» **Exercise aim**
Reproduce exactly the span of lines beginning at the one with "Decode this image" and ending at the last line of the data below, omitting pictures.

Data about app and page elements
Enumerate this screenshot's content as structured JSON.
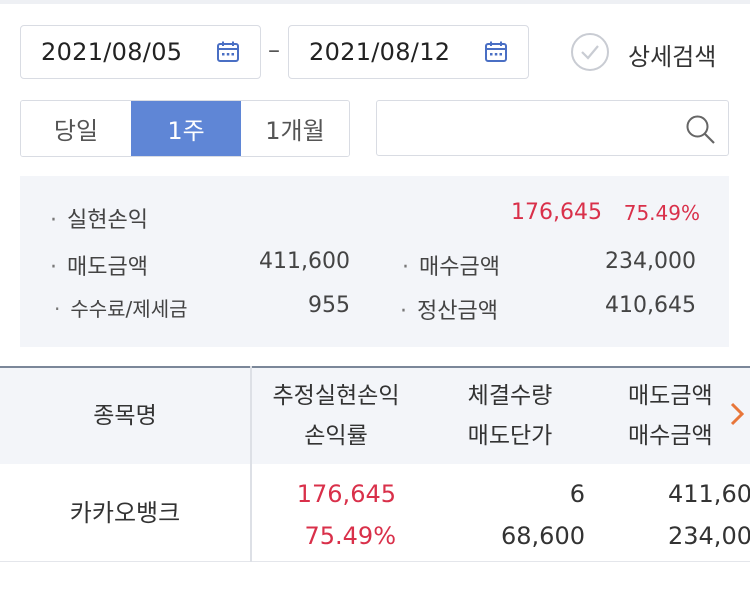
{
  "filters": {
    "start_date": "2021/08/05",
    "date_separator": "–",
    "end_date": "2021/08/12",
    "detail_search_label": "상세검색"
  },
  "period_tabs": [
    {
      "label": "당일",
      "active": false
    },
    {
      "label": "1주",
      "active": true
    },
    {
      "label": "1개월",
      "active": false
    }
  ],
  "search": {
    "value": "",
    "placeholder": ""
  },
  "summary": {
    "realized_pl_label": "실현손익",
    "realized_pl_amount": "176,645",
    "realized_pl_rate": "75.49%",
    "sell_amount_label": "매도금액",
    "sell_amount": "411,600",
    "buy_amount_label": "매수금액",
    "buy_amount": "234,000",
    "fee_tax_label": "수수료/제세금",
    "fee_tax": "955",
    "settlement_label": "정산금액",
    "settlement": "410,645"
  },
  "table": {
    "headers": {
      "name": "종목명",
      "est_pl": "추정실현손익",
      "pl_rate": "손익률",
      "exec_qty": "체결수량",
      "sell_price": "매도단가",
      "sell_amount": "매도금액",
      "buy_amount": "매수금액"
    },
    "rows": [
      {
        "name": "카카오뱅크",
        "est_pl": "176,645",
        "pl_rate": "75.49%",
        "exec_qty": "6",
        "sell_price": "68,600",
        "sell_amount": "411,60",
        "buy_amount": "234,00"
      }
    ]
  },
  "colors": {
    "accent": "#5f86d6",
    "profit": "#d9304a",
    "panel_bg": "#f3f5f9"
  },
  "icons": [
    "calendar-icon",
    "check-circle-icon",
    "search-icon",
    "chevron-right-icon"
  ]
}
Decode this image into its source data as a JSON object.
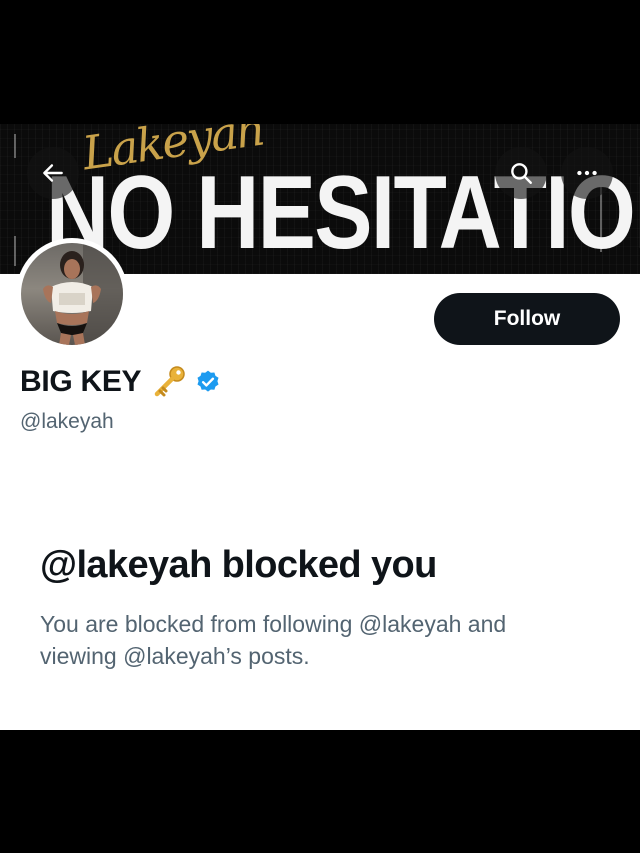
{
  "banner": {
    "headline": "NO HESITATION",
    "script_text": "Lakeyah"
  },
  "nav": {
    "back_icon": "arrow-left-icon",
    "search_icon": "search-icon",
    "more_icon": "more-horizontal-icon"
  },
  "profile": {
    "display_name": "BIG KEY",
    "emoji": "key-icon",
    "verified": true,
    "verified_color": "#1d9bf0",
    "handle": "@lakeyah",
    "follow_label": "Follow",
    "follow_button_color": "#0f1419"
  },
  "blocked": {
    "title": "@lakeyah blocked you",
    "description": "You are blocked from following @lakeyah and viewing @lakeyah’s posts."
  }
}
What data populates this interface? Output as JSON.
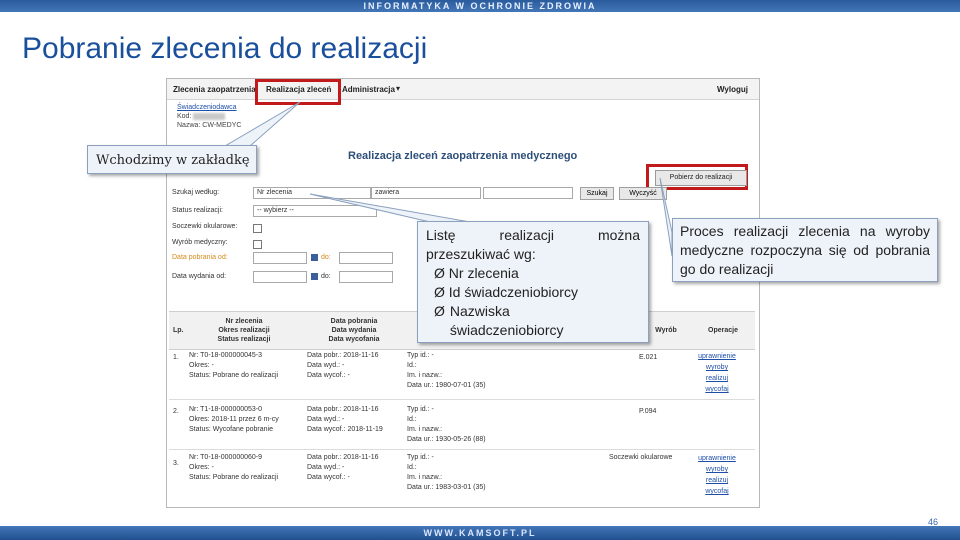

» **Answer area**
Decode this image into its source data as a JSON object.
{
  "banner": {
    "headline": "NO HESITATION",
    "script_text": "Lakeyah"
  },
  "nav": {
    "back_icon": "arrow-left-icon",
    "search_icon": "search-icon",
    "more_icon": "more-horizontal-icon"
  },
  "profile": {
    "display_name": "BIG KEY",
    "emoji": "key-icon",
    "verified": true,
    "verified_color": "#1d9bf0",
    "handle": "@lakeyah",
    "follow_label": "Follow",
    "follow_button_color": "#0f1419"
  },
  "blocked": {
    "title": "@lakeyah blocked you",
    "description": "You are blocked from following @lakeyah and viewing @lakeyah’s posts."
  }
}
What data populates this interface? Output as JSON.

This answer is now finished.